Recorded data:
>>>
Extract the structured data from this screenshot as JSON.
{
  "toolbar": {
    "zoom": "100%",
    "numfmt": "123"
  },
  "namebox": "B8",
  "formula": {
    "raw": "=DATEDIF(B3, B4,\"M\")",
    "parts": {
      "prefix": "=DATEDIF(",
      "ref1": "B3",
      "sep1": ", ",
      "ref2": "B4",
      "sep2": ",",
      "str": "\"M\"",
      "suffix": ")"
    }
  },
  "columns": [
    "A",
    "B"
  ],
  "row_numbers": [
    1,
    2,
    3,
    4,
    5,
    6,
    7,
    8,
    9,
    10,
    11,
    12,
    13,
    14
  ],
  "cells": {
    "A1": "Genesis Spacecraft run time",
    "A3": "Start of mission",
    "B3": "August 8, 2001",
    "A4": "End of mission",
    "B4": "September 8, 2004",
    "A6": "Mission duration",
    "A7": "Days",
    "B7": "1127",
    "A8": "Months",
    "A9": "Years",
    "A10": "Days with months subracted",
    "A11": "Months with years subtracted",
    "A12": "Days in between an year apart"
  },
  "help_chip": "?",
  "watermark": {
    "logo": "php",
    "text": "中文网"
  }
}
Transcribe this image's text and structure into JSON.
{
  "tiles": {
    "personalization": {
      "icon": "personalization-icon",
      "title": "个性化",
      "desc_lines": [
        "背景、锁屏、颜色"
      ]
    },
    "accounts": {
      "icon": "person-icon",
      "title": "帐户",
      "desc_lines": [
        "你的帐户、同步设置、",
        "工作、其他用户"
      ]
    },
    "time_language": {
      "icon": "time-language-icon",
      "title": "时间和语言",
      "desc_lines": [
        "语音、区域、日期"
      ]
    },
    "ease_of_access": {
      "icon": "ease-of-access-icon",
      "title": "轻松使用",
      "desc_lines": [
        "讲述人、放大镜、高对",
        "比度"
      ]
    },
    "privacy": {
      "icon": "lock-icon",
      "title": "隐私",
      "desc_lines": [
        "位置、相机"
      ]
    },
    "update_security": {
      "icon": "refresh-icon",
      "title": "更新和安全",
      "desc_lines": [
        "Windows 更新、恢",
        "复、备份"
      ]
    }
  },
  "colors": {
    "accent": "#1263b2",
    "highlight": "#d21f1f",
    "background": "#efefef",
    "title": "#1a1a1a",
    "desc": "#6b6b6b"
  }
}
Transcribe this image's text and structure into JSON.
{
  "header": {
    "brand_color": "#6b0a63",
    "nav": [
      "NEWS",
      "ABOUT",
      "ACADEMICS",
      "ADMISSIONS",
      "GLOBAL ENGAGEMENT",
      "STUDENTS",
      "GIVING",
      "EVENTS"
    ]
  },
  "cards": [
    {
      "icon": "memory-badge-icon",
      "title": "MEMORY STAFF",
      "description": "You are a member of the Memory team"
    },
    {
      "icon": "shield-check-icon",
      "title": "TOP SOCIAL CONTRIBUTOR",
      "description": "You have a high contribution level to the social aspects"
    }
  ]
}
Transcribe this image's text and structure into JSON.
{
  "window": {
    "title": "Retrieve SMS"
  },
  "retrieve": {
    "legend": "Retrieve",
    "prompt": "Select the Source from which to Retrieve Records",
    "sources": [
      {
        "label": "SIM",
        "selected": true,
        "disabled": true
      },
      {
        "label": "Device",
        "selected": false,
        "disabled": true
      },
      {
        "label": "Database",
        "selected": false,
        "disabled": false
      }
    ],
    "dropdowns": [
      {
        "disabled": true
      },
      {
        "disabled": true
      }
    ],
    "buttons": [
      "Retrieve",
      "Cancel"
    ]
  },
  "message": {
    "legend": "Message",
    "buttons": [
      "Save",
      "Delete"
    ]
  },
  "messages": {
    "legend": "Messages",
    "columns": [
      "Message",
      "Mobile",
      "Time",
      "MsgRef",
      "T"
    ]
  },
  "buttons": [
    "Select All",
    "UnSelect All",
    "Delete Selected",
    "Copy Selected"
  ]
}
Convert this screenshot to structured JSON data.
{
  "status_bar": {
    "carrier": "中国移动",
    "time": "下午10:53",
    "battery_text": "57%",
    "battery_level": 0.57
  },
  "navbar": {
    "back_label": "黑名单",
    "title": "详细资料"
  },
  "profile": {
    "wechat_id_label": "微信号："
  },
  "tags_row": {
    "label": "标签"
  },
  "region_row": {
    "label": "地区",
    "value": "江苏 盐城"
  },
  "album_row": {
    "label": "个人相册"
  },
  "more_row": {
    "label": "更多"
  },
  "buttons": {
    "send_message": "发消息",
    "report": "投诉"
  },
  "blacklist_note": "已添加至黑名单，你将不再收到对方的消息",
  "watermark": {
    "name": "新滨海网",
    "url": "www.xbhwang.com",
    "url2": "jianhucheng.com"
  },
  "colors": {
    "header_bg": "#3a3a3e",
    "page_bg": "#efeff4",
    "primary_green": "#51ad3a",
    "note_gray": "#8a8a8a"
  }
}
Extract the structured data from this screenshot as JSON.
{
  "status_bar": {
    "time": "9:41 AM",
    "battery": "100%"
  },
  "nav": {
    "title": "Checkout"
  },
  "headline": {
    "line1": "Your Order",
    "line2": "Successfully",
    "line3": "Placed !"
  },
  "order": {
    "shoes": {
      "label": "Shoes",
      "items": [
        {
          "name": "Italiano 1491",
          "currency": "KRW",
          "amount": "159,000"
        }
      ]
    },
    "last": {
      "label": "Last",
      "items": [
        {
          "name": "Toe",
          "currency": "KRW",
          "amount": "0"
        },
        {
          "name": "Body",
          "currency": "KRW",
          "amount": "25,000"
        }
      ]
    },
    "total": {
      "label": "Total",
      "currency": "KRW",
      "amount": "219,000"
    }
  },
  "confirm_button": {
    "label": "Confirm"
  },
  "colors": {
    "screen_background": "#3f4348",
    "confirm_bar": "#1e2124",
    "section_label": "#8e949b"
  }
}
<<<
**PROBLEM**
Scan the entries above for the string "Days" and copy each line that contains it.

**WRITTEN SOLUTION**
    "A7": "Days",
    "A10": "Days with months subracted",
    "A12": "Days in between an year apart"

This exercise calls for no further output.